The requirements can vary across different situations such as HMO (Houses of Multiple Occupation), houses, flats, gated communities, etc.  The tenant clearly has a role to play in this as well and typically has more to lose from the theft of high-value personal items.

Forced entry to a property usually means extra costs to the landlord too, so it can pay to be a security-conscious landlord.

Tenants are often new to the locality and may also be naive with respect to their new environment, so a good interaction between the landlord (or the agent) and the tenant on security can help.

Measures the landlord can use include:

  • Using British Standard approved locks with security keys that cannot be readily duplicated.
  • Good key management and ensuring keys are not left hidden around the property.
  • Ensuring fences, gates, entrance doors, and other boundaries are kept in a good condition.
  • Assisting tenants to understand the risks and what they can do to protect themselves.
  • Ensuring the tenant is clearly aware of responsibilities and boundaries for insurance cover.
  • Having regular property maintenance checks undertaken.
  • Installing security alarms, lighting and external cameras (clearly with the knowledge and consent of tenants).
  • Keeping a good relationship with neighbours, so that they keep you informed of problems.

3. What should landlords do if they are concerned about how tenants are keeping the property safe? 

Engage with the tenant.  Make them aware of the risks they run and work with them to agree a plan for better security.

4. What should landlords do if there is damage to their property following a break-in?

In the majority of cases the landlord will have a buildings insurance policy (although furnished lets may also include contents insurance) and the tenant a contents insurance policy for their personal items.   Where theft of items has occurred as well as property damage then both insurance policies may need to refer to the same crime number.  It's therefore important that the landlord and tenant coordinate in the reporting of the crime to the police and thereafter keep each party informed with their respective claims. 

The landlord will need to respond quickly to ensure the property is made safe,  secure and habitable for the tenant.  Again, most insurance policies designed for tenanted property are familiar with these circumstances and will have a procedure to follow depending on the level of cover provided.  It's vital that landlords are familiar with the terms of their insurance policies before the event happens - as with fire and flood it's often too easy to think "It won't happen to me".

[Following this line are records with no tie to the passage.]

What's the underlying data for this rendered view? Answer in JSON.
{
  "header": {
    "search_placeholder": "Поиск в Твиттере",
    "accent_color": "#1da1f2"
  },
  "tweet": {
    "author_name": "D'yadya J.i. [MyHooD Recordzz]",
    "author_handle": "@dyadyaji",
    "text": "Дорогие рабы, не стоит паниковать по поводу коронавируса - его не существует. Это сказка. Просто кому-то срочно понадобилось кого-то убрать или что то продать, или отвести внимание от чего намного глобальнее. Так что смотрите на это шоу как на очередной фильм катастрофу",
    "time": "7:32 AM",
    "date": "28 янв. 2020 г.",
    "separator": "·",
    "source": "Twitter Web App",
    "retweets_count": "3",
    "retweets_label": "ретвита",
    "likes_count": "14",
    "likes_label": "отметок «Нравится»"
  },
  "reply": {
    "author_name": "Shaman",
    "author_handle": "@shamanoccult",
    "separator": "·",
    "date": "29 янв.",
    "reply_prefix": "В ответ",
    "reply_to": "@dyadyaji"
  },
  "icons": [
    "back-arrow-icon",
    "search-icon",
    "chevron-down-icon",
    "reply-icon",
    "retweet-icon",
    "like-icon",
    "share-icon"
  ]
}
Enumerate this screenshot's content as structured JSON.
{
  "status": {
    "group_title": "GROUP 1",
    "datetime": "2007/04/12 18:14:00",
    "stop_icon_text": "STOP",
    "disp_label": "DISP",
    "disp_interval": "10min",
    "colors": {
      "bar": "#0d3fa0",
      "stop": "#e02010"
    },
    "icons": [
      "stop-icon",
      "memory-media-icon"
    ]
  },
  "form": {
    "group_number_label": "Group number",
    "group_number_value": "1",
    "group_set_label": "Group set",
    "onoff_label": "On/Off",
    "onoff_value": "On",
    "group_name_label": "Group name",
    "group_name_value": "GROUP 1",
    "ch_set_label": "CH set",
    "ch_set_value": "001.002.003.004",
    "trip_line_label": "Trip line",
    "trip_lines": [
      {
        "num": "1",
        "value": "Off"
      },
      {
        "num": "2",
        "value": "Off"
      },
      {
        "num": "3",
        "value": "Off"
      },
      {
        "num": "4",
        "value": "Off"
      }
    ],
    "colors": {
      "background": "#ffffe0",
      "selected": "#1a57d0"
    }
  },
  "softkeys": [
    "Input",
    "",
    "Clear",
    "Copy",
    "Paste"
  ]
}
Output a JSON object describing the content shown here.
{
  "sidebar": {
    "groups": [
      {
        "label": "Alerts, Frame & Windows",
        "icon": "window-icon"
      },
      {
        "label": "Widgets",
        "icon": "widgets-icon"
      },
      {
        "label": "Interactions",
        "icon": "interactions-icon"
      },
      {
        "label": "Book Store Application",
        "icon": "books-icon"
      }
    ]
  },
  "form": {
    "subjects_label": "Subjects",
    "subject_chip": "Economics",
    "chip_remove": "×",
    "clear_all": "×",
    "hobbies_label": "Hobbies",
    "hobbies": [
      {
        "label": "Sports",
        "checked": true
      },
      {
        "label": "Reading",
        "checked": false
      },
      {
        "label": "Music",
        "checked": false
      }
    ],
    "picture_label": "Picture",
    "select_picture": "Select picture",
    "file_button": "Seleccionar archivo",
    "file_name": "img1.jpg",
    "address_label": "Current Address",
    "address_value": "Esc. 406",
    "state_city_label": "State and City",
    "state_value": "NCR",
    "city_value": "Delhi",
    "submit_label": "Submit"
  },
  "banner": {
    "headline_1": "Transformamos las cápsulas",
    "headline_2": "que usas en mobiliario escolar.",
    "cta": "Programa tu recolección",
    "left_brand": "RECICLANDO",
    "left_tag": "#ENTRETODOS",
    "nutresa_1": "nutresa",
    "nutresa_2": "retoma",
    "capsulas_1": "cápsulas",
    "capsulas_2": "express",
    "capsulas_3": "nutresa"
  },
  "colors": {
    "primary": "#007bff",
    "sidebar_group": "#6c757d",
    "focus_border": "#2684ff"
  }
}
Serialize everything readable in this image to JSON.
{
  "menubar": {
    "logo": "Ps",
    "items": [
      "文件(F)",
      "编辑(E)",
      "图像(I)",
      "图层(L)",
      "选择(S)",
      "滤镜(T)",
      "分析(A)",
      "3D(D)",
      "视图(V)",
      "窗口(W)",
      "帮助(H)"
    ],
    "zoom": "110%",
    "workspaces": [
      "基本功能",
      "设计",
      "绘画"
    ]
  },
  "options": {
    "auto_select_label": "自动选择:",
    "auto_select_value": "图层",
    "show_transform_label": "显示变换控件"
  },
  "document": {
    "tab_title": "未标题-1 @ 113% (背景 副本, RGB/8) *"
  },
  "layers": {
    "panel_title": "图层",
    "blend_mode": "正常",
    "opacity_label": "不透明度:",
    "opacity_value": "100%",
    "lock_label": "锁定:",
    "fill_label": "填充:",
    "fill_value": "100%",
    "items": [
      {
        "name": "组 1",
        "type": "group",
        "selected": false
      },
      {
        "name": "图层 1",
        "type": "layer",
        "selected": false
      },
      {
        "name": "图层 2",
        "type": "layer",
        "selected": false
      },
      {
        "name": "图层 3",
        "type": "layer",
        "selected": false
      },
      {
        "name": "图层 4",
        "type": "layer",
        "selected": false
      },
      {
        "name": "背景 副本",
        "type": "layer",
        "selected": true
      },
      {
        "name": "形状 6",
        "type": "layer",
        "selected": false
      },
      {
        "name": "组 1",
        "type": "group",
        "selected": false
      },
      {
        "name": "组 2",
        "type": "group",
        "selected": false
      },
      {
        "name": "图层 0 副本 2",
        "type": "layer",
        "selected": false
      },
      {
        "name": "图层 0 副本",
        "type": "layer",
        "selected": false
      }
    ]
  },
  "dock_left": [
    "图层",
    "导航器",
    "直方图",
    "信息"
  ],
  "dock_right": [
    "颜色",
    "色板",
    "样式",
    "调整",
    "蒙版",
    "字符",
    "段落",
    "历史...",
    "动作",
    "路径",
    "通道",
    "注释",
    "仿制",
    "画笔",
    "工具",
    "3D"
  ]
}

Tim GibbsTim is a Representative for the South West region of the National Landlords Association (NLA), the UK's largest landlord organisation, and has been a landlord for 9 years covering both residential and commercial property.  Since joining the NLA, Tim has learnt that there's a lot more to being a good landlord than often first thought, and has since become accredited with the organisation, and also a representative for it.  Tim now runs a series of regular informative meetings, free to members, to help landlords meet their changing legislative obligations, keep them informed, and them improve portfolio efficiency.  More details are available at here.